Sunil provides some very sound advice that all those considering launching a start-up should take.

He says “In retrospect, I should have spent a few months speaking to as many potential customers as possible before we started to code.”

He then warns us how difficult it is to follow this advice. He says “This sounds easy but it’s not; an entrepreneur wants to start building. Good customer discovery work requires you be bold enough to make a full-time commitment to a venture, but at the same time be open enough to actually listen to what customers are saying”

Sunil also felt he should have sought out some failed dating entrepreneurs to learn from their mistakes.

Understanding other’s motives:

Sunil recognizes that Triangulate was overly reliant on incentivized installation, especially when testing Wings potential for viral growth. Sunil says “We were gathering baseline data to measure Wings’ virality. We got those first free incentivized installations and those new users did whatever it took to get more free coins. They were incentivized to invite their friends, who were probably fake friends. As a result, Wings looked misleadingly viral due to those incentivized transactions”.
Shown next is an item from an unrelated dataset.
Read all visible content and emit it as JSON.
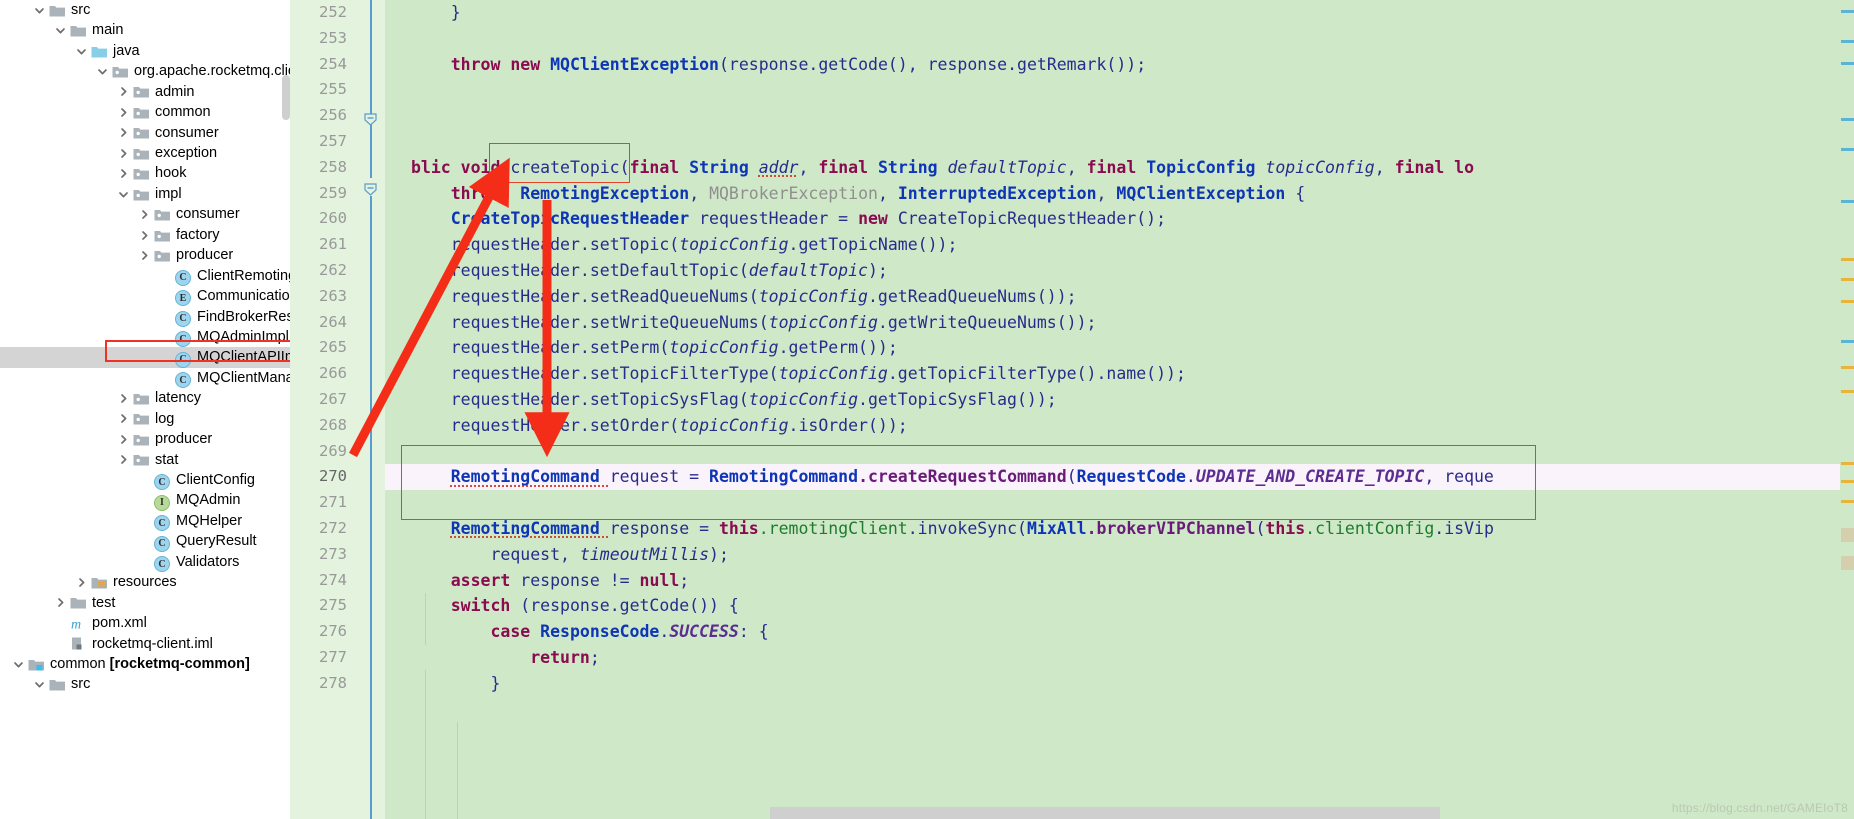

Failure to keep up with technology:

Sunil says things might have been different if any of the founders had an i-Phone.

Two of the founders had Blackberries, which did not support Apps and one founder had an old flip-phone. Date Buzzes rapid-fire voting on profile elements would have worked perfectly on a mobile phone app.

But the founders did not even consider building an App until late into the business’s life cycle.

Co-founder choices and employees.

Remember that Sunil fell out with his original cofounder over the role of CEO. Sunil’s partner suggested co-CEO roles and Sunil insisted on being the sole CEO citing the need for rapid decision-making. Looking back it would have been good to have a hustler on the team to manage Sunil’s visionary role Sunil says “It would have helped to have a cool business head, like Jack’s, when we were doing our pivots.

To learn more about Visionaries and Hustlers read this post about the importance of ensuring you have the right team. But even having both a hacker and hustler on the team does not guarantee success. As discussed during my review of the failure of Quincy Apparel where the founders complemented each other, one being a hacker, the other being a hustler. They did agree to joint CEO roles but still ended up disagreeing on the future of the business with one co-founder being forced out. You will be able to find those podcasts on your favorite podcast provider.

The other point that Sunil makes is again a key piece of advice for founders. He says he wished he had hired an office manager stuff to do the admin tasks that took up 30% of his time. As a founder or CEO you should do the tasks that only you can do, like setting the strategic direction for the company. And outsource the rest.

Sunil is sorry he lost his investor’s money but feels the experience was worthwhile. He developed a business that genuinely improved the online dating industry by getting users to vote on elements of a fellow user’s profile. He learned a lot , which has stood him in good stead as a VC as he understands how it feels to be an entrepreneur.

The business closed down gracefully, and Sunil did not upset his investors. His employees all got new jobs.

Leave a comment

Fill in your details below or click an icon to log in:

WordPress.com Logo

You are commenting using your WordPress.com account. Log Out /  Change )

Twitter picture

You are commenting using your Twitter account. Log Out /  Change )

Facebook photo

You are commenting using your Facebook account. Log Out /  Change )

Connecting to %s

%d bloggers like this: